The Ministry has prepared and submitted the bill without any consultation with stakeholders, whether governmental or non-governmental, let alone the immigrants and refugees themselves. We also wonder if the Attorney General of the Republic has carried out a legislative elaboration of the bill and finds it legal and in accordance with the principles governing the rule of law.
According to the provisions of the bill:
The length of stay while seeking international protection, with subsidiary protection and studying is not counted in the time period of authorised stay before the submission of a citizenship application. This practically means that the overwhelming majority of refugees (over 85%) are excluded altogether from acquiring citizenship. Even refugee children born and raised in Cyprus and who consider it as their home country will be excluded from acquiring citizenship based on the above data. The same applies to children of Turkish Cypriot origin who one of the parents is not a Cypriot citizen.
Recognised refugees will also be negatively affected as the time of their stay before they are granted the refugee status will not count towards the time required for citizenship.

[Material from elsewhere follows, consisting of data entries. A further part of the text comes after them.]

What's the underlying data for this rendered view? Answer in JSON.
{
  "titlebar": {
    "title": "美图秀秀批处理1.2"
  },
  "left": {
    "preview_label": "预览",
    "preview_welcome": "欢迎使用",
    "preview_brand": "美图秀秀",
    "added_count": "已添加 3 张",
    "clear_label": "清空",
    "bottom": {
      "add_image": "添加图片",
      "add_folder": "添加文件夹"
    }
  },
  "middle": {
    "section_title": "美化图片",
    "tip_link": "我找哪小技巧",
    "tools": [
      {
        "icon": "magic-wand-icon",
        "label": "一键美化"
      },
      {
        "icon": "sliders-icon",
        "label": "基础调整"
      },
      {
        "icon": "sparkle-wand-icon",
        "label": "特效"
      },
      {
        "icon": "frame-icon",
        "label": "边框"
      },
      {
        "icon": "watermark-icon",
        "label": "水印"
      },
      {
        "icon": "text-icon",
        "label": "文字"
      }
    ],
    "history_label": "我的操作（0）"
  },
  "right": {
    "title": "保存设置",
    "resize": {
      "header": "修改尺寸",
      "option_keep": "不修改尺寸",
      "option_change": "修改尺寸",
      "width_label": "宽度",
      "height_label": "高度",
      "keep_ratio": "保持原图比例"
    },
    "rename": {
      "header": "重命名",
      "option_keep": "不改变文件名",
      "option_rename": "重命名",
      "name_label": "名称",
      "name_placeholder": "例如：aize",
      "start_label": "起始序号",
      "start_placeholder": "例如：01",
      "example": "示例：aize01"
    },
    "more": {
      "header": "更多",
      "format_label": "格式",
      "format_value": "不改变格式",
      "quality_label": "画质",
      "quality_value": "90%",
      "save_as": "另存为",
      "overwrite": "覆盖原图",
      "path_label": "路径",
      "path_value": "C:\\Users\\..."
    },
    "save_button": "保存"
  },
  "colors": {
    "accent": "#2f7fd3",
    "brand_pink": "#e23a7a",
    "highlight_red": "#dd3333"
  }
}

People belonging to vulnerable groups of this population (long-term unemployed due to disability or serious health problems, beneficiaries of the social welfare system due to low income, disability or serious health problems) are also excluded from acquiring citizenship.
Also excluded are persons who at any stage of their lives were convicted for a minor offense (e.g. They did not have the money to pay for the out-of-court fine for Corona…) and even those who are suspected of any offense in violation of the presumption of innocence.
Individuals who have entered or resided unauthorisedly in the territory of the Republic at any stage, and therefore all refugees, are also excluded from acquiring citizenship. In addition to the person applying for citizenship, his / her partner will have to prove that he / she is of “good character”, a provision that will also increase women’s dependence on their partners.
Although the government does not offer effective language programmes, Persons are also excluded from acquiring citizenship if they cannot prove adequate knowledge of the Greek language (level B1), an examination that even many Cypriots would not successfully pass, as well as adequate resources to maintain and support themselves and their families. KISA considers that these provisions will make it impossible under the current conditions of immigration to obtain citizenship for almost all migrants who have been living and working for decades in our country, in employment sectors, employers and earnings set by the Law.
Finally, it should be noted that the applicants will be evaluated for their sufficient knowledge of basic elements of the political and social reality of the country by a three-member committee that will consist of 2 civil servants and one police officer.
Access to citizenship is currently the most effective means and tool for the integration of non-European citizens in the EU and its member states. KISA is of the opinion that with the above bill the government makes it very clear that it does not want to integrate all migrants and refugees irrespectively of residence status in the country, while it had no qualms or reservations about selling the Cypriot citizenship to the rich or even persons who participated in organised crime and serious violations of human rights.
The present government, spearheaded by the Minister of Interior, with the bill seeks to introduce into the law racist and arbitrary criteria so as to “legitimise” illegal practices that they have hitherto been practising and hence annulled by the courts
It also abolishes the most favourable provisions for refugees in breach of the Geneva Convention, while the period of asylum or subsidiary protection is not counted in the number of years of residence in breach of the principle of refugee status.
The above provisions circumvent the very notion of citizenship and the basic criterion on which it can be granted, that of real, family, economic and social ties with the country which are proven by the length of stay, in stark contrast to the principles of international law.